(No promises regarding the detailed correctness of the formulas in this answer $$-$$ it's entirely possible that one or more algebraic errors snuck in. You need to replicate this work in full in any case.)

Let's write wave functions in these three regions for a level of energy $$-E, E>0$$. The corresponding exponent of wavefunction is $$q = \sqrt{\frac{2 m E}{\hbar^2}}$$:

1. Region 1: $$x < -a$$ $$\Psi_1(x) = A \exp(qx).$$

2. Region 2: $$-a < x < a$$ $$\Psi_2(x) = B \exp(qx) + C \exp(-qx);$$

3. Region 3: $$x > a$$ $$\Psi_3(x) = D \exp(-qx);$$

Then we match boundary conditions at $$x= -a$$:

• wavefunction continum $$\Psi_1(-a) = \Psi_2(-a)$$ $$A \exp(-qa) = B \exp(-qa) + C \exp(qa); \tag{1}$$
• First directive discontium $$\Psi_2'(-a) -\Psi_1'(-a) = -\frac{2 m \alpha}{\hbar^2} \Psi(-a)$$

$$B \exp(-qa) - C \exp(qa) - A \exp(-qa) = -\frac{2 m \alpha}{\hbar^2 q} A e^{-qa} ; \tag{2}$$
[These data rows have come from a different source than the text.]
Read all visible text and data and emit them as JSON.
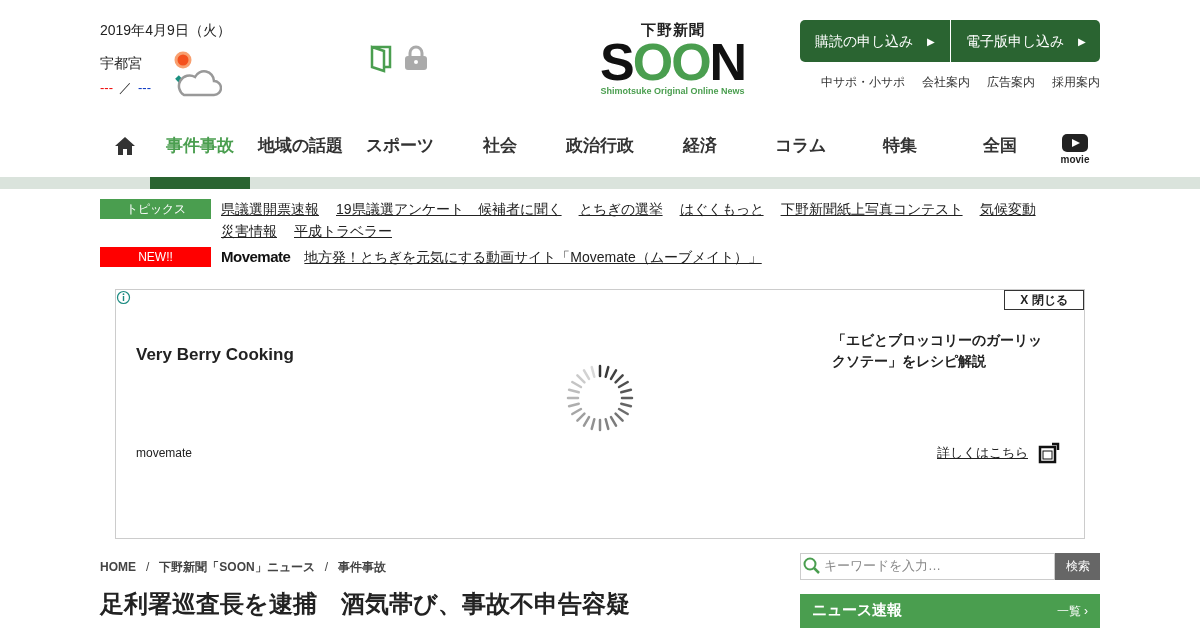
{
  "header": {
    "date": "2019年4月9日（火）",
    "city": "宇都宮",
    "temp_high": "---",
    "temp_separator": "／",
    "temp_low": "---",
    "logo": {
      "top": "下野新聞",
      "letters": [
        {
          "char": "S",
          "color": "#111111"
        },
        {
          "char": "O",
          "color": "#4a9e4f"
        },
        {
          "char": "O",
          "color": "#4a9e4f"
        },
        {
          "char": "N",
          "color": "#111111"
        }
      ],
      "tagline": "Shimotsuke Original Online News"
    },
    "cta_buttons": [
      {
        "label": "購読の申し込み",
        "arrow": "▶"
      },
      {
        "label": "電子版申し込み",
        "arrow": "▶"
      }
    ],
    "links": [
      "中サポ・小サポ",
      "会社案内",
      "広告案内",
      "採用案内"
    ]
  },
  "nav": {
    "items": [
      {
        "kind": "home",
        "selected": false
      },
      {
        "kind": "text",
        "label": "事件事故",
        "selected": true
      },
      {
        "kind": "text",
        "label": "地域の話題",
        "selected": false
      },
      {
        "kind": "text",
        "label": "スポーツ",
        "selected": false
      },
      {
        "kind": "text",
        "label": "社会",
        "selected": false
      },
      {
        "kind": "text",
        "label": "政治行政",
        "selected": false
      },
      {
        "kind": "text",
        "label": "経済",
        "selected": false
      },
      {
        "kind": "text",
        "label": "コラム",
        "selected": false
      },
      {
        "kind": "text",
        "label": "特集",
        "selected": false
      },
      {
        "kind": "text",
        "label": "全国",
        "selected": false
      },
      {
        "kind": "movie",
        "label": "movie",
        "selected": false
      }
    ]
  },
  "topics": {
    "badge": "トピックス",
    "links": [
      "県議選開票速報",
      "19県議選アンケート　候補者に聞く",
      "とちぎの選挙",
      "はぐくもっと",
      "下野新聞紙上写真コンテスト",
      "気候変動",
      "災害情報",
      "平成トラベラー"
    ]
  },
  "new_row": {
    "badge": "NEW!!",
    "brand": "Movemate",
    "link": "地方発！とちぎを元気にする動画サイト「Movemate（ムーブメイト）」"
  },
  "ad": {
    "close": "X 閉じる",
    "title": "Very Berry Cooking",
    "caption": "「エビとブロッコリーのガーリックソテー」をレシピ解説",
    "source": "movemate",
    "more": "詳しくはこちら"
  },
  "breadcrumb": [
    "HOME",
    "下野新聞「SOON」ニュース",
    "事件事故"
  ],
  "breadcrumb_separator": "/",
  "search": {
    "placeholder": "キーワードを入力…",
    "button": "検索"
  },
  "headline": "足利署巡査長を逮捕　酒気帯び、事故不申告容疑",
  "news_box": {
    "title": "ニュース速報",
    "more": "一覧 ›"
  }
}
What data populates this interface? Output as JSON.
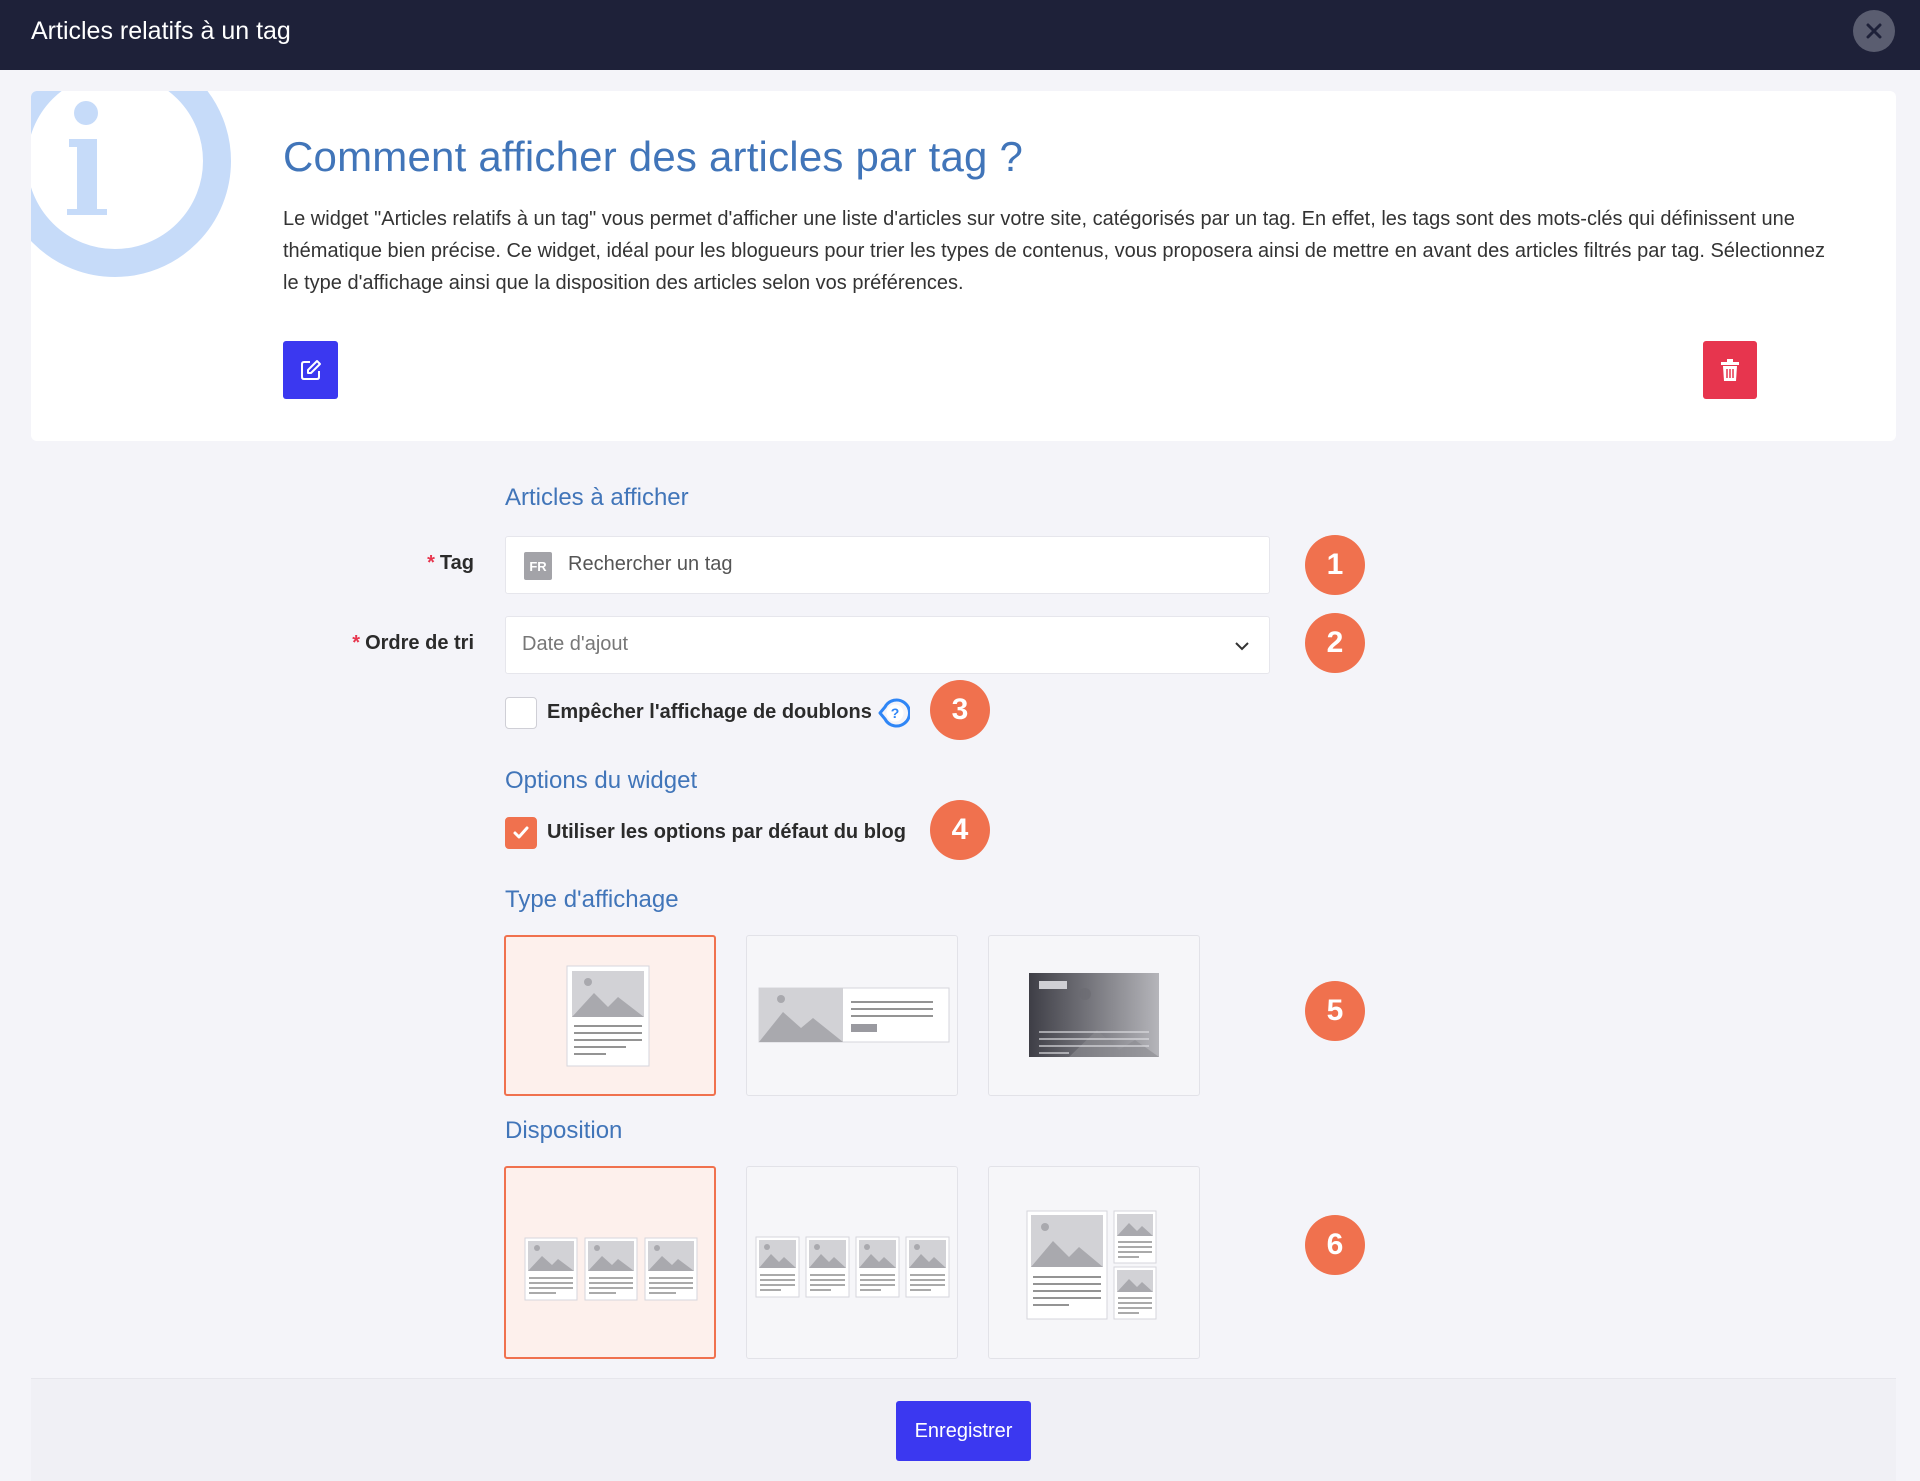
{
  "window": {
    "title": "Articles relatifs à un tag"
  },
  "info": {
    "title": "Comment afficher des articles par tag ?",
    "text": "Le widget \"Articles relatifs à un tag\" vous permet d'afficher une liste d'articles sur votre site, catégorisés par un tag. En effet, les tags sont des mots-clés qui définissent une thématique bien précise. Ce widget, idéal pour les blogueurs pour trier les types de contenus, vous proposera ainsi de mettre en avant des articles filtrés par tag. Sélectionnez le type d'affichage ainsi que la disposition des articles selon vos préférences."
  },
  "form": {
    "articles_section": "Articles à afficher",
    "tag": {
      "label": "Tag",
      "required_mark": "*",
      "lang_badge": "FR",
      "placeholder": "Rechercher un tag"
    },
    "sort": {
      "label": "Ordre de tri",
      "required_mark": "*",
      "value": "Date d'ajout"
    },
    "no_duplicates": {
      "label": "Empêcher l'affichage de doublons",
      "checked": false
    },
    "options_section": "Options du widget",
    "use_defaults": {
      "label": "Utiliser les options par défaut du blog",
      "checked": true
    },
    "display_section": "Type d'affichage",
    "display_types": [
      {
        "name": "card",
        "selected": true
      },
      {
        "name": "horizontal",
        "selected": false
      },
      {
        "name": "overlay",
        "selected": false
      }
    ],
    "layout_section": "Disposition",
    "layouts": [
      {
        "name": "3-columns",
        "selected": true
      },
      {
        "name": "4-columns",
        "selected": false
      },
      {
        "name": "featured-grid",
        "selected": false
      }
    ]
  },
  "steps": [
    "1",
    "2",
    "3",
    "4",
    "5",
    "6"
  ],
  "footer": {
    "save_label": "Enregistrer"
  },
  "colors": {
    "accent": "#f0714e",
    "primary": "#3b38f0",
    "danger": "#e7354e",
    "header": "#1e2139",
    "heading": "#4175b9"
  }
}
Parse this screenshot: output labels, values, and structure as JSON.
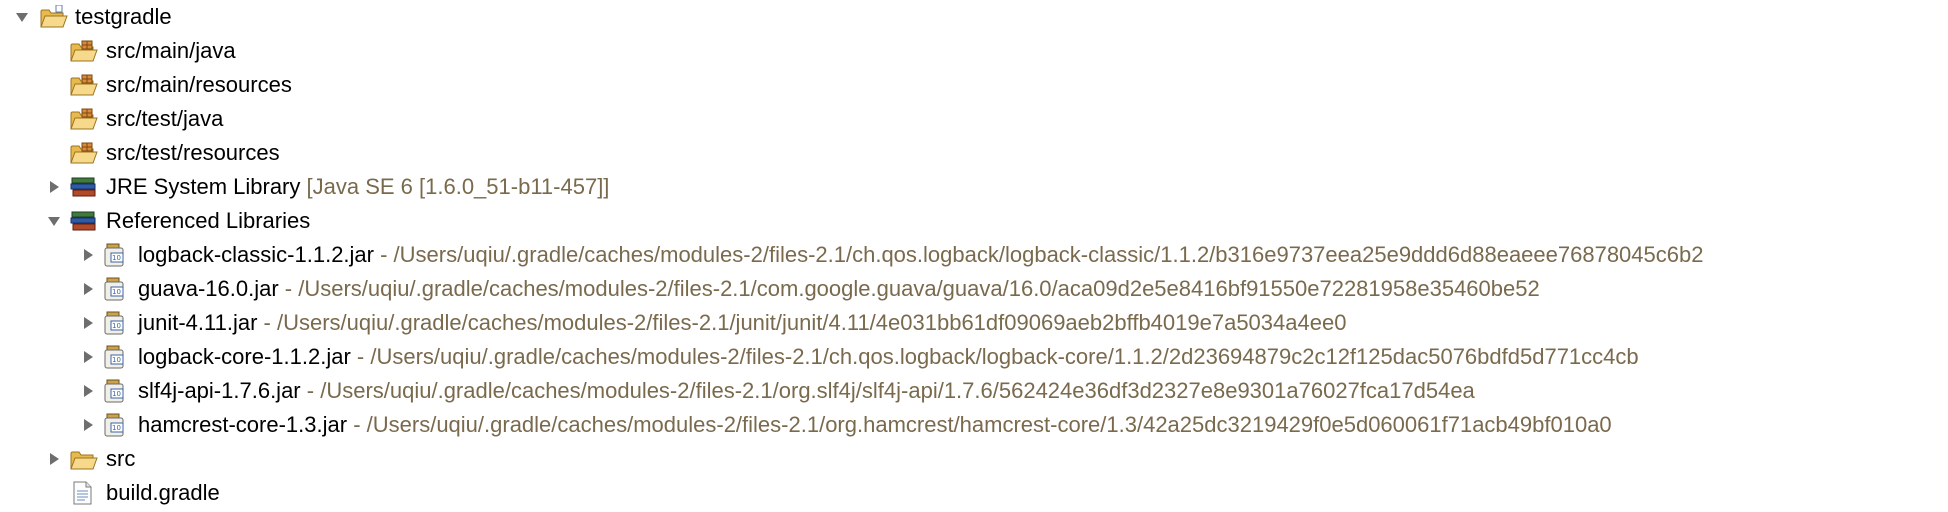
{
  "tree": {
    "project": {
      "label": "testgradle",
      "expanded": true,
      "icon": "project-folder-icon"
    },
    "source_folders": [
      {
        "label": "src/main/java",
        "icon": "package-folder-icon"
      },
      {
        "label": "src/main/resources",
        "icon": "package-folder-icon"
      },
      {
        "label": "src/test/java",
        "icon": "package-folder-icon"
      },
      {
        "label": "src/test/resources",
        "icon": "package-folder-icon"
      }
    ],
    "jre": {
      "label": "JRE System Library",
      "decoration": "[Java SE 6 [1.6.0_51-b11-457]]",
      "expanded": false,
      "icon": "library-icon"
    },
    "referenced": {
      "label": "Referenced Libraries",
      "expanded": true,
      "icon": "library-icon"
    },
    "jars": [
      {
        "name": "logback-classic-1.1.2.jar",
        "sep": " - ",
        "path": "/Users/uqiu/.gradle/caches/modules-2/files-2.1/ch.qos.logback/logback-classic/1.1.2/b316e9737eea25e9ddd6d88eaeee76878045c6b2"
      },
      {
        "name": "guava-16.0.jar",
        "sep": " - ",
        "path": "/Users/uqiu/.gradle/caches/modules-2/files-2.1/com.google.guava/guava/16.0/aca09d2e5e8416bf91550e72281958e35460be52"
      },
      {
        "name": "junit-4.11.jar",
        "sep": " - ",
        "path": "/Users/uqiu/.gradle/caches/modules-2/files-2.1/junit/junit/4.11/4e031bb61df09069aeb2bffb4019e7a5034a4ee0"
      },
      {
        "name": "logback-core-1.1.2.jar",
        "sep": " - ",
        "path": "/Users/uqiu/.gradle/caches/modules-2/files-2.1/ch.qos.logback/logback-core/1.1.2/2d23694879c2c12f125dac5076bdfd5d771cc4cb"
      },
      {
        "name": "slf4j-api-1.7.6.jar",
        "sep": " - ",
        "path": "/Users/uqiu/.gradle/caches/modules-2/files-2.1/org.slf4j/slf4j-api/1.7.6/562424e36df3d2327e8e9301a76027fca17d54ea"
      },
      {
        "name": "hamcrest-core-1.3.jar",
        "sep": " - ",
        "path": "/Users/uqiu/.gradle/caches/modules-2/files-2.1/org.hamcrest/hamcrest-core/1.3/42a25dc3219429f0e5d060061f71acb49bf010a0"
      }
    ],
    "src": {
      "label": "src",
      "expanded": false,
      "icon": "folder-icon"
    },
    "build_file": {
      "label": "build.gradle",
      "icon": "file-icon"
    }
  },
  "colors": {
    "decoration": "#7a6a4d",
    "folder": "#e8b94c",
    "arrow": "#6e6e6e"
  }
}
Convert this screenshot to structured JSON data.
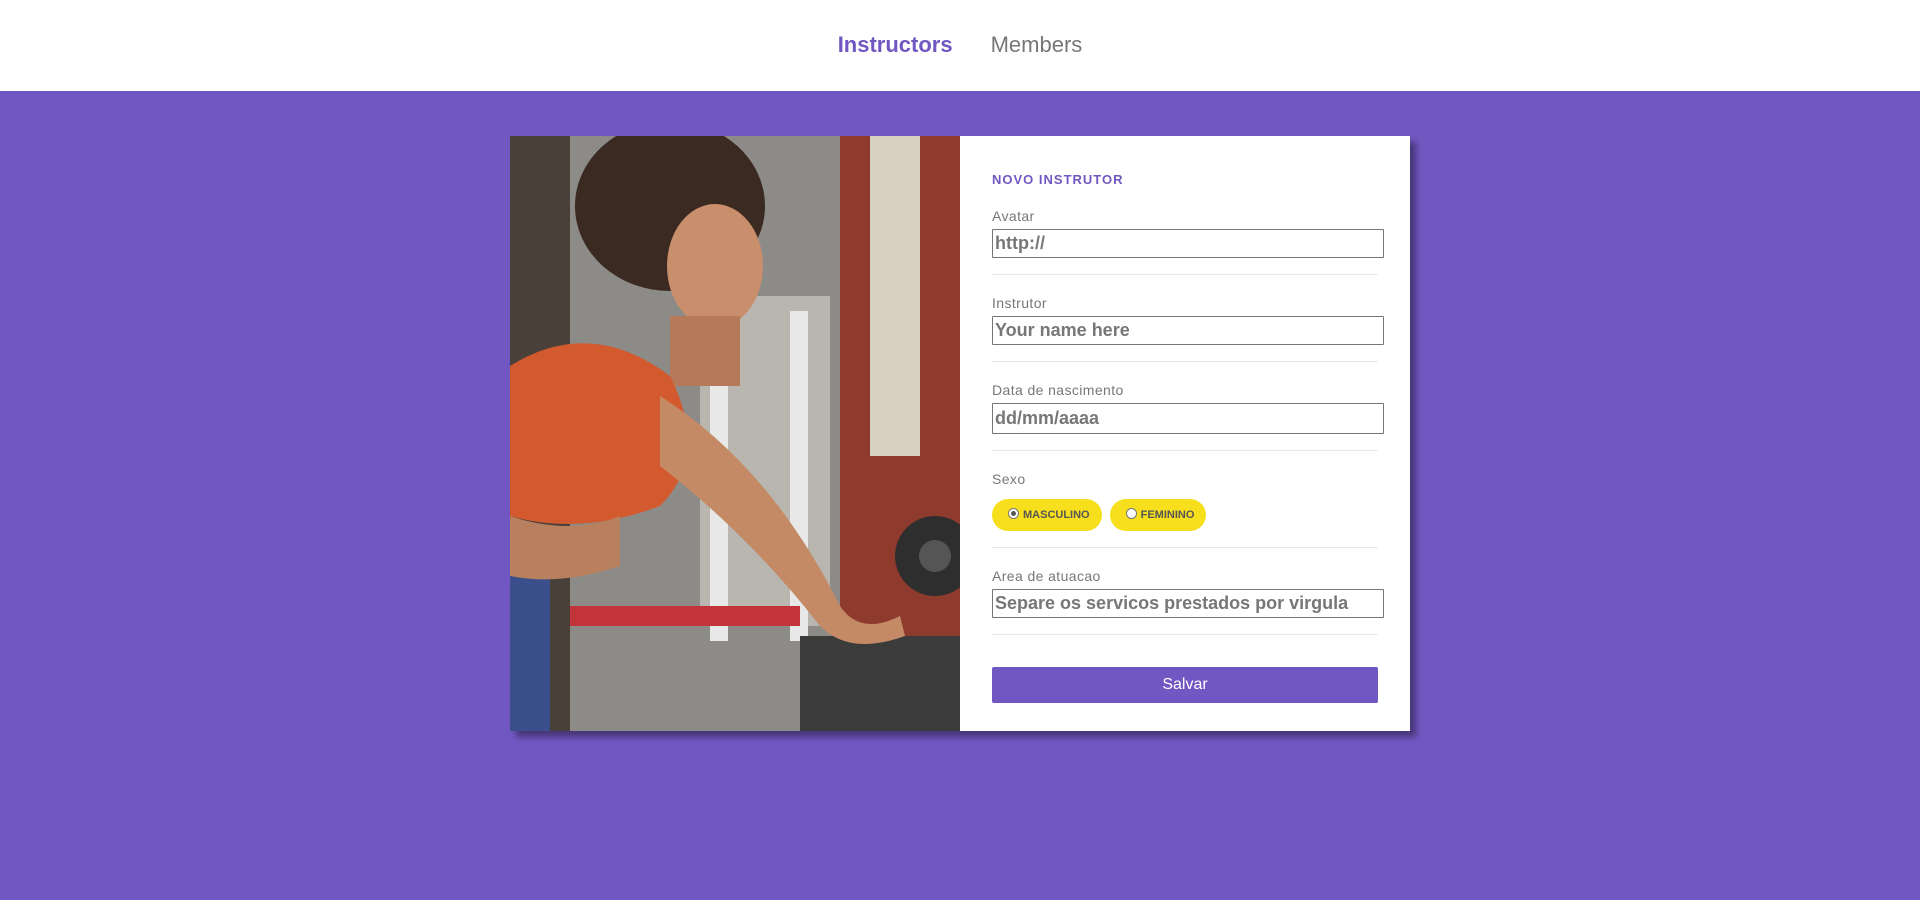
{
  "nav": {
    "items": [
      {
        "label": "Instructors",
        "active": true
      },
      {
        "label": "Members",
        "active": false
      }
    ]
  },
  "form": {
    "title": "NOVO INSTRUTOR",
    "avatar": {
      "label": "Avatar",
      "placeholder": "http://"
    },
    "instructor": {
      "label": "Instrutor",
      "placeholder": "Your name here"
    },
    "birth": {
      "label": "Data de nascimento",
      "placeholder": "dd/mm/aaaa"
    },
    "gender": {
      "label": "Sexo",
      "options": [
        {
          "label": "MASCULINO",
          "checked": true
        },
        {
          "label": "FEMININO",
          "checked": false
        }
      ]
    },
    "area": {
      "label": "Area de atuacao",
      "placeholder": "Separe os servicos prestados por virgula"
    },
    "submit_label": "Salvar"
  },
  "colors": {
    "accent": "#7157c1",
    "pill": "#f7df1e",
    "text_muted": "#777777"
  }
}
Similarly, for the boundary condition at $$x = a$$:

$$D \exp(-qa) = B \exp(qa) + C \exp(-qa);\tag{3}$$

$$- D \exp(-qa) - B \exp(qa) + C \exp(-qa) = -\frac{2 m \alpha}{\hbar^2 q} D e^{-qa}; \tag{4}$$

Solve these equation. Eq(1) + Eq(2): $$2 C e^{2qa} = \frac{2 m \alpha}{\hbar^2 q} A$$ And Eq.(3) + Eq.(4)

$$2 B e^{2qa} = \frac{2 m \alpha}{\hbar^2 q} D$$

Using these two equation to substittute the $$A$$ and $$D$$ in Eq. (1) and Eq. (3):

$$B e^{-qa} + (1 - \frac{\hbar^2 q}{m \alpha}) C e^{qa} = 0; \\ (1 - \frac{\hbar^2 q}{m \alpha}) B e^{qa} + C e^{-qa} = 0. \tag{5}$$

The energy equation is the determinant of $$2\times 2$$ matrix vanishes:

$$(1 - \frac{\hbar^2 q}{m \alpha})^2 e^{2qa} = e^{-2qa}$$

Take square root of the above equation:

$$(1 - \frac{\hbar^2 q}{m \alpha}) = \pm e^{-2qa}$$

From Eq.(5), we observe that the positive sign renders a solution $$B= -C$$, therefore an odd solution. And the negative sign renders $$B = C$$, an even solution.